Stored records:
Segment Open
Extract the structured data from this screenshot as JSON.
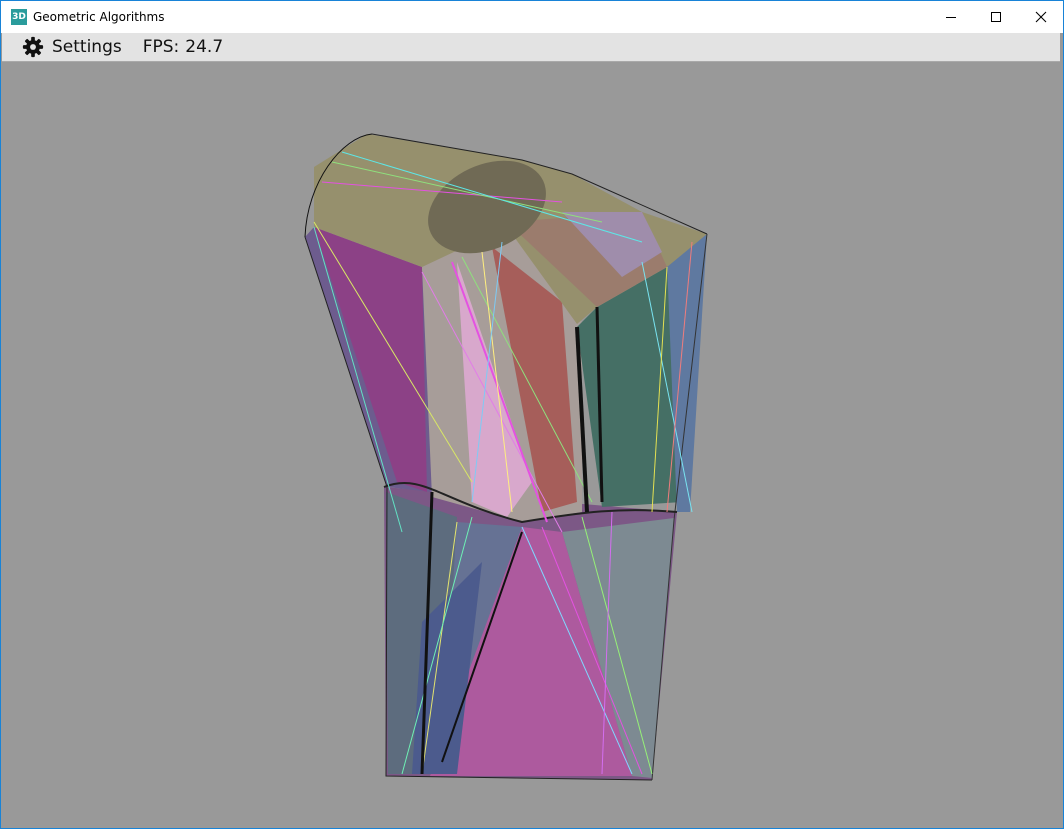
{
  "window": {
    "title": "Geometric Algorithms",
    "app_icon_text": "3D",
    "controls": [
      "minimize-icon",
      "maximize-icon",
      "close-icon"
    ]
  },
  "menubar": {
    "settings_icon": "gear-icon",
    "settings_label": "Settings",
    "fps_label": "FPS:",
    "fps_value": "24.7"
  },
  "viewport": {
    "background": "#999999",
    "model_colors": [
      "#8e3f82",
      "#6a6096",
      "#ac628c",
      "#4a7468",
      "#a55e5b",
      "#9d9d94",
      "#636bb0",
      "#e452e1",
      "#8fe07d"
    ]
  }
}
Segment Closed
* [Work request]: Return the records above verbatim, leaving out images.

* [Answer box]:
Extract the structured data from this screenshot as JSON.
{
  "window": {
    "title": "Geometric Algorithms",
    "app_icon_text": "3D",
    "controls": [
      "minimize-icon",
      "maximize-icon",
      "close-icon"
    ]
  },
  "menubar": {
    "settings_icon": "gear-icon",
    "settings_label": "Settings",
    "fps_label": "FPS:",
    "fps_value": "24.7"
  },
  "viewport": {
    "background": "#999999",
    "model_colors": [
      "#8e3f82",
      "#6a6096",
      "#ac628c",
      "#4a7468",
      "#a55e5b",
      "#9d9d94",
      "#636bb0",
      "#e452e1",
      "#8fe07d"
    ]
  }
}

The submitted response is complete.